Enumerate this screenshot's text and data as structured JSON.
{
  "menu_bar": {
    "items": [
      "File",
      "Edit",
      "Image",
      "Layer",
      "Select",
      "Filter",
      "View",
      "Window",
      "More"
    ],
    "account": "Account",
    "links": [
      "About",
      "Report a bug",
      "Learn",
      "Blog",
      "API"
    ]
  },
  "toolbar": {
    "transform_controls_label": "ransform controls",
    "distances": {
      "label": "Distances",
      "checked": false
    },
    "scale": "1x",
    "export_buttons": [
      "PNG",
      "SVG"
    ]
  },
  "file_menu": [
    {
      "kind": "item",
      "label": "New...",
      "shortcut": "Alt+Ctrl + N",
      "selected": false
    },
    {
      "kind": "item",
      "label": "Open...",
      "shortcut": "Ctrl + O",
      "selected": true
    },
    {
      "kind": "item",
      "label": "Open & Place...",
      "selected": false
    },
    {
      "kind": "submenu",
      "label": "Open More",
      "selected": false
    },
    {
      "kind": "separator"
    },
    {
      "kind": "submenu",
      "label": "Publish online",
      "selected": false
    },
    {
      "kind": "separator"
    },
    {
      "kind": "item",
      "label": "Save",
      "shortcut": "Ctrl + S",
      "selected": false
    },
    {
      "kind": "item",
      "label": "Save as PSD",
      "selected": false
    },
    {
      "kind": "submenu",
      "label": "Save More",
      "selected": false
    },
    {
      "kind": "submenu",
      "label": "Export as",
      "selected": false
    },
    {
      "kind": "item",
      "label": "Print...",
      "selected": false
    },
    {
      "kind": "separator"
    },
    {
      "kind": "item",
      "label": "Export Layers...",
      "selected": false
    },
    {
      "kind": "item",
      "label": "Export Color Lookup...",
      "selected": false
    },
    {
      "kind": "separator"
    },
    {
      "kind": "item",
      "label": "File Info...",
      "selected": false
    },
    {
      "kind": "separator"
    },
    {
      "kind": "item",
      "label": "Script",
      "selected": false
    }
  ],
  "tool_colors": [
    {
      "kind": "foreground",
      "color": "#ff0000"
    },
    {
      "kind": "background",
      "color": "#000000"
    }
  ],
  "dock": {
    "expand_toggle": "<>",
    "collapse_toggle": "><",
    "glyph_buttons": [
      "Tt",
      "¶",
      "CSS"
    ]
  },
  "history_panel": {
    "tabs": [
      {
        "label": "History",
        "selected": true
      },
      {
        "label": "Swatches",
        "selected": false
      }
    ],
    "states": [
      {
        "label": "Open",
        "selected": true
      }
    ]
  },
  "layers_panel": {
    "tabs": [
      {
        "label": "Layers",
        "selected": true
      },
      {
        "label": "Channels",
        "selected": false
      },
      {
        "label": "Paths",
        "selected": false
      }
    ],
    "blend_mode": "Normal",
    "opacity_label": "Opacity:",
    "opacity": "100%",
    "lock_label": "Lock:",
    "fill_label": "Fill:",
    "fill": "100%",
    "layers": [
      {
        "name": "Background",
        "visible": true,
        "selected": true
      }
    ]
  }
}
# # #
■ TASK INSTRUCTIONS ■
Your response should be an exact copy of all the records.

■ EXPECTED ANSWER ■
Enumerate this screenshot's text and data as structured JSON.
{
  "menu_bar": {
    "items": [
      "File",
      "Edit",
      "Image",
      "Layer",
      "Select",
      "Filter",
      "View",
      "Window",
      "More"
    ],
    "account": "Account",
    "links": [
      "About",
      "Report a bug",
      "Learn",
      "Blog",
      "API"
    ]
  },
  "toolbar": {
    "transform_controls_label": "ransform controls",
    "distances": {
      "label": "Distances",
      "checked": false
    },
    "scale": "1x",
    "export_buttons": [
      "PNG",
      "SVG"
    ]
  },
  "file_menu": [
    {
      "kind": "item",
      "label": "New...",
      "shortcut": "Alt+Ctrl + N",
      "selected": false
    },
    {
      "kind": "item",
      "label": "Open...",
      "shortcut": "Ctrl + O",
      "selected": true
    },
    {
      "kind": "item",
      "label": "Open & Place...",
      "selected": false
    },
    {
      "kind": "submenu",
      "label": "Open More",
      "selected": false
    },
    {
      "kind": "separator"
    },
    {
      "kind": "submenu",
      "label": "Publish online",
      "selected": false
    },
    {
      "kind": "separator"
    },
    {
      "kind": "item",
      "label": "Save",
      "shortcut": "Ctrl + S",
      "selected": false
    },
    {
      "kind": "item",
      "label": "Save as PSD",
      "selected": false
    },
    {
      "kind": "submenu",
      "label": "Save More",
      "selected": false
    },
    {
      "kind": "submenu",
      "label": "Export as",
      "selected": false
    },
    {
      "kind": "item",
      "label": "Print...",
      "selected": false
    },
    {
      "kind": "separator"
    },
    {
      "kind": "item",
      "label": "Export Layers...",
      "selected": false
    },
    {
      "kind": "item",
      "label": "Export Color Lookup...",
      "selected": false
    },
    {
      "kind": "separator"
    },
    {
      "kind": "item",
      "label": "File Info...",
      "selected": false
    },
    {
      "kind": "separator"
    },
    {
      "kind": "item",
      "label": "Script",
      "selected": false
    }
  ],
  "tool_colors": [
    {
      "kind": "foreground",
      "color": "#ff0000"
    },
    {
      "kind": "background",
      "color": "#000000"
    }
  ],
  "dock": {
    "expand_toggle": "<>",
    "collapse_toggle": "><",
    "glyph_buttons": [
      "Tt",
      "¶",
      "CSS"
    ]
  },
  "history_panel": {
    "tabs": [
      {
        "label": "History",
        "selected": true
      },
      {
        "label": "Swatches",
        "selected": false
      }
    ],
    "states": [
      {
        "label": "Open",
        "selected": true
      }
    ]
  },
  "layers_panel": {
    "tabs": [
      {
        "label": "Layers",
        "selected": true
      },
      {
        "label": "Channels",
        "selected": false
      },
      {
        "label": "Paths",
        "selected": false
      }
    ],
    "blend_mode": "Normal",
    "opacity_label": "Opacity:",
    "opacity": "100%",
    "lock_label": "Lock:",
    "fill_label": "Fill:",
    "fill": "100%",
    "layers": [
      {
        "name": "Background",
        "visible": true,
        "selected": true
      }
    ]
  }
}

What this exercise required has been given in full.